◆ DATA EXTRACTS

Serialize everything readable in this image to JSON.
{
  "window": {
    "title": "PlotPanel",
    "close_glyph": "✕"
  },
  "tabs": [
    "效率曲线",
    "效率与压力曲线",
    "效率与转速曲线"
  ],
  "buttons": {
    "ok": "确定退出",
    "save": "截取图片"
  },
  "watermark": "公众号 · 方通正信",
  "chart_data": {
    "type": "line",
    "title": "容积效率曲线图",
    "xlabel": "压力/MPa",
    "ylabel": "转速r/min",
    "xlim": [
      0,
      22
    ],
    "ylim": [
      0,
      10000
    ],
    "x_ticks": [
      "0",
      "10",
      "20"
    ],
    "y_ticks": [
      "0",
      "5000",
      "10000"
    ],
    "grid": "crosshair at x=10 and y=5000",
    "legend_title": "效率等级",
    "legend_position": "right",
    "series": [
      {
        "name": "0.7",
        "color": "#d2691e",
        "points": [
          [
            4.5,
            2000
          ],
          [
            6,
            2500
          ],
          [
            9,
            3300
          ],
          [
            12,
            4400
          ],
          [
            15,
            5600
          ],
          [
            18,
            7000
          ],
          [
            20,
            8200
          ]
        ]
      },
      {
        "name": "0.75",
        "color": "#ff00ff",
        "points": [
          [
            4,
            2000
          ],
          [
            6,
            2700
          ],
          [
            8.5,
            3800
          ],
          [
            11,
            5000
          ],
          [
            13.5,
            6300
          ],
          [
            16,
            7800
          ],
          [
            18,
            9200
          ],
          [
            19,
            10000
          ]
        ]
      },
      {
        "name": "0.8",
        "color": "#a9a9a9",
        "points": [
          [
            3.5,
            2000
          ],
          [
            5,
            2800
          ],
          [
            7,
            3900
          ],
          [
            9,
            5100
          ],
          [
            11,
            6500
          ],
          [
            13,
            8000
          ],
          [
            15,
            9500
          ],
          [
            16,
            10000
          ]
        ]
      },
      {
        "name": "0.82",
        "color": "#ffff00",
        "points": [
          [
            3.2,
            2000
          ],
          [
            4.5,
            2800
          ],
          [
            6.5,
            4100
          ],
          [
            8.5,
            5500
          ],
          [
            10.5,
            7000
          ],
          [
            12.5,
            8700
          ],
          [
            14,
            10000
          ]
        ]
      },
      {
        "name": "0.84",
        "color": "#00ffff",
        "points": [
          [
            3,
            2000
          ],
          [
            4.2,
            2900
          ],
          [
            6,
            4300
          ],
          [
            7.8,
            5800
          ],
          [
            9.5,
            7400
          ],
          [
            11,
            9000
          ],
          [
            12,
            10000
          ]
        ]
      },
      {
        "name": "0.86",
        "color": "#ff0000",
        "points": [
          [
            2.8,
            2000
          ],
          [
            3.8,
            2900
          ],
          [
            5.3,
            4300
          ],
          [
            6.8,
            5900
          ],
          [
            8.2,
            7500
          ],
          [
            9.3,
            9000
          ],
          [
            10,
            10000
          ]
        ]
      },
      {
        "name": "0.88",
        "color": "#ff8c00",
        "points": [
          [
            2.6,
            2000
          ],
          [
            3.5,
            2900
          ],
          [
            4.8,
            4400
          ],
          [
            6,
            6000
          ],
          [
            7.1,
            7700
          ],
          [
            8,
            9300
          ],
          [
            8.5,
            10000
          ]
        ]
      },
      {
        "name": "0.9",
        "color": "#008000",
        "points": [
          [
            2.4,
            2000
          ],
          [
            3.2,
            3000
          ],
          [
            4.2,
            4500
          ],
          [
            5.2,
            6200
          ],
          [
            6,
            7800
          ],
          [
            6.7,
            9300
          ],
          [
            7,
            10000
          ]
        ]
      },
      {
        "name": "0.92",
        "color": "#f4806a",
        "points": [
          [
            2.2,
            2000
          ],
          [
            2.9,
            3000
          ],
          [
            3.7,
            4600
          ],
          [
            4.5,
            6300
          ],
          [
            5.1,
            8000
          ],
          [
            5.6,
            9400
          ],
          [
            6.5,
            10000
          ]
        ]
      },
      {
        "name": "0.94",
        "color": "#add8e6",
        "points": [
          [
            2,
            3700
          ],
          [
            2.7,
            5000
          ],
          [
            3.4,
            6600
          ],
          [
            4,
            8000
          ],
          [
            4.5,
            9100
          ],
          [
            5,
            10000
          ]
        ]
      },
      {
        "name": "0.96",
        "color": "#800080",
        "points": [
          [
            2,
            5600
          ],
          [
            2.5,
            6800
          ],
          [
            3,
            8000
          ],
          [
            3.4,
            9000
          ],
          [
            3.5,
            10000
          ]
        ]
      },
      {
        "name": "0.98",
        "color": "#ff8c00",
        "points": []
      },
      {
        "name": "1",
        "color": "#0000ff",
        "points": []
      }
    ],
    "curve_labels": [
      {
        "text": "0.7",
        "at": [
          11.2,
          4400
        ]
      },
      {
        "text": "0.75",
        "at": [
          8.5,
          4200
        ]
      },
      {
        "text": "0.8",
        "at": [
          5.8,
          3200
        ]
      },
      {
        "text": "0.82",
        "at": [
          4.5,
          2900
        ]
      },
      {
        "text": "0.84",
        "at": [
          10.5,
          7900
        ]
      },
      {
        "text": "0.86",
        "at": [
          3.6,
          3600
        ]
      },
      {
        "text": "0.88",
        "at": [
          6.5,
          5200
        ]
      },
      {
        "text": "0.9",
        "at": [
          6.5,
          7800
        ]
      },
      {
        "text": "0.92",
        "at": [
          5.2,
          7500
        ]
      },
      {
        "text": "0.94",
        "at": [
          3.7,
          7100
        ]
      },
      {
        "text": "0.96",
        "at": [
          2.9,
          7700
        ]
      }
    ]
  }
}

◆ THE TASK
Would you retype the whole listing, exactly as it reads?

◆ REPLY
Serialize everything readable in this image to JSON.
{
  "window": {
    "title": "PlotPanel",
    "close_glyph": "✕"
  },
  "tabs": [
    "效率曲线",
    "效率与压力曲线",
    "效率与转速曲线"
  ],
  "buttons": {
    "ok": "确定退出",
    "save": "截取图片"
  },
  "watermark": "公众号 · 方通正信",
  "chart_data": {
    "type": "line",
    "title": "容积效率曲线图",
    "xlabel": "压力/MPa",
    "ylabel": "转速r/min",
    "xlim": [
      0,
      22
    ],
    "ylim": [
      0,
      10000
    ],
    "x_ticks": [
      "0",
      "10",
      "20"
    ],
    "y_ticks": [
      "0",
      "5000",
      "10000"
    ],
    "grid": "crosshair at x=10 and y=5000",
    "legend_title": "效率等级",
    "legend_position": "right",
    "series": [
      {
        "name": "0.7",
        "color": "#d2691e",
        "points": [
          [
            4.5,
            2000
          ],
          [
            6,
            2500
          ],
          [
            9,
            3300
          ],
          [
            12,
            4400
          ],
          [
            15,
            5600
          ],
          [
            18,
            7000
          ],
          [
            20,
            8200
          ]
        ]
      },
      {
        "name": "0.75",
        "color": "#ff00ff",
        "points": [
          [
            4,
            2000
          ],
          [
            6,
            2700
          ],
          [
            8.5,
            3800
          ],
          [
            11,
            5000
          ],
          [
            13.5,
            6300
          ],
          [
            16,
            7800
          ],
          [
            18,
            9200
          ],
          [
            19,
            10000
          ]
        ]
      },
      {
        "name": "0.8",
        "color": "#a9a9a9",
        "points": [
          [
            3.5,
            2000
          ],
          [
            5,
            2800
          ],
          [
            7,
            3900
          ],
          [
            9,
            5100
          ],
          [
            11,
            6500
          ],
          [
            13,
            8000
          ],
          [
            15,
            9500
          ],
          [
            16,
            10000
          ]
        ]
      },
      {
        "name": "0.82",
        "color": "#ffff00",
        "points": [
          [
            3.2,
            2000
          ],
          [
            4.5,
            2800
          ],
          [
            6.5,
            4100
          ],
          [
            8.5,
            5500
          ],
          [
            10.5,
            7000
          ],
          [
            12.5,
            8700
          ],
          [
            14,
            10000
          ]
        ]
      },
      {
        "name": "0.84",
        "color": "#00ffff",
        "points": [
          [
            3,
            2000
          ],
          [
            4.2,
            2900
          ],
          [
            6,
            4300
          ],
          [
            7.8,
            5800
          ],
          [
            9.5,
            7400
          ],
          [
            11,
            9000
          ],
          [
            12,
            10000
          ]
        ]
      },
      {
        "name": "0.86",
        "color": "#ff0000",
        "points": [
          [
            2.8,
            2000
          ],
          [
            3.8,
            2900
          ],
          [
            5.3,
            4300
          ],
          [
            6.8,
            5900
          ],
          [
            8.2,
            7500
          ],
          [
            9.3,
            9000
          ],
          [
            10,
            10000
          ]
        ]
      },
      {
        "name": "0.88",
        "color": "#ff8c00",
        "points": [
          [
            2.6,
            2000
          ],
          [
            3.5,
            2900
          ],
          [
            4.8,
            4400
          ],
          [
            6,
            6000
          ],
          [
            7.1,
            7700
          ],
          [
            8,
            9300
          ],
          [
            8.5,
            10000
          ]
        ]
      },
      {
        "name": "0.9",
        "color": "#008000",
        "points": [
          [
            2.4,
            2000
          ],
          [
            3.2,
            3000
          ],
          [
            4.2,
            4500
          ],
          [
            5.2,
            6200
          ],
          [
            6,
            7800
          ],
          [
            6.7,
            9300
          ],
          [
            7,
            10000
          ]
        ]
      },
      {
        "name": "0.92",
        "color": "#f4806a",
        "points": [
          [
            2.2,
            2000
          ],
          [
            2.9,
            3000
          ],
          [
            3.7,
            4600
          ],
          [
            4.5,
            6300
          ],
          [
            5.1,
            8000
          ],
          [
            5.6,
            9400
          ],
          [
            6.5,
            10000
          ]
        ]
      },
      {
        "name": "0.94",
        "color": "#add8e6",
        "points": [
          [
            2,
            3700
          ],
          [
            2.7,
            5000
          ],
          [
            3.4,
            6600
          ],
          [
            4,
            8000
          ],
          [
            4.5,
            9100
          ],
          [
            5,
            10000
          ]
        ]
      },
      {
        "name": "0.96",
        "color": "#800080",
        "points": [
          [
            2,
            5600
          ],
          [
            2.5,
            6800
          ],
          [
            3,
            8000
          ],
          [
            3.4,
            9000
          ],
          [
            3.5,
            10000
          ]
        ]
      },
      {
        "name": "0.98",
        "color": "#ff8c00",
        "points": []
      },
      {
        "name": "1",
        "color": "#0000ff",
        "points": []
      }
    ],
    "curve_labels": [
      {
        "text": "0.7",
        "at": [
          11.2,
          4400
        ]
      },
      {
        "text": "0.75",
        "at": [
          8.5,
          4200
        ]
      },
      {
        "text": "0.8",
        "at": [
          5.8,
          3200
        ]
      },
      {
        "text": "0.82",
        "at": [
          4.5,
          2900
        ]
      },
      {
        "text": "0.84",
        "at": [
          10.5,
          7900
        ]
      },
      {
        "text": "0.86",
        "at": [
          3.6,
          3600
        ]
      },
      {
        "text": "0.88",
        "at": [
          6.5,
          5200
        ]
      },
      {
        "text": "0.9",
        "at": [
          6.5,
          7800
        ]
      },
      {
        "text": "0.92",
        "at": [
          5.2,
          7500
        ]
      },
      {
        "text": "0.94",
        "at": [
          3.7,
          7100
        ]
      },
      {
        "text": "0.96",
        "at": [
          2.9,
          7700
        ]
      }
    ]
  }
}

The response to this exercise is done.